→ Problem to solve
Nothing in the records may be changed; retype them in full.

→ Stored records

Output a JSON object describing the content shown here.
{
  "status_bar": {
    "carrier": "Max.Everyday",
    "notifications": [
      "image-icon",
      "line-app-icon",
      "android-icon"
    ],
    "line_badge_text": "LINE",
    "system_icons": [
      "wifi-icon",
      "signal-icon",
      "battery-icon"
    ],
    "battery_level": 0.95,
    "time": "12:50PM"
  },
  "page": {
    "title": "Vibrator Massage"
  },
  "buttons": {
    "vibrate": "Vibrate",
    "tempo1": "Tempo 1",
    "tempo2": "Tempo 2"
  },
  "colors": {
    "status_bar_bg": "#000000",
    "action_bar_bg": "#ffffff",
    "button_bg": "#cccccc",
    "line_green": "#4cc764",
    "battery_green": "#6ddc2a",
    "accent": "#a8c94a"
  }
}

→ Response to the exercise
Output a JSON object describing the content shown here.
{
  "status_bar": {
    "carrier": "Max.Everyday",
    "notifications": [
      "image-icon",
      "line-app-icon",
      "android-icon"
    ],
    "line_badge_text": "LINE",
    "system_icons": [
      "wifi-icon",
      "signal-icon",
      "battery-icon"
    ],
    "battery_level": 0.95,
    "time": "12:50PM"
  },
  "page": {
    "title": "Vibrator Massage"
  },
  "buttons": {
    "vibrate": "Vibrate",
    "tempo1": "Tempo 1",
    "tempo2": "Tempo 2"
  },
  "colors": {
    "status_bar_bg": "#000000",
    "action_bar_bg": "#ffffff",
    "button_bg": "#cccccc",
    "line_green": "#4cc764",
    "battery_green": "#6ddc2a",
    "accent": "#a8c94a"
  }
}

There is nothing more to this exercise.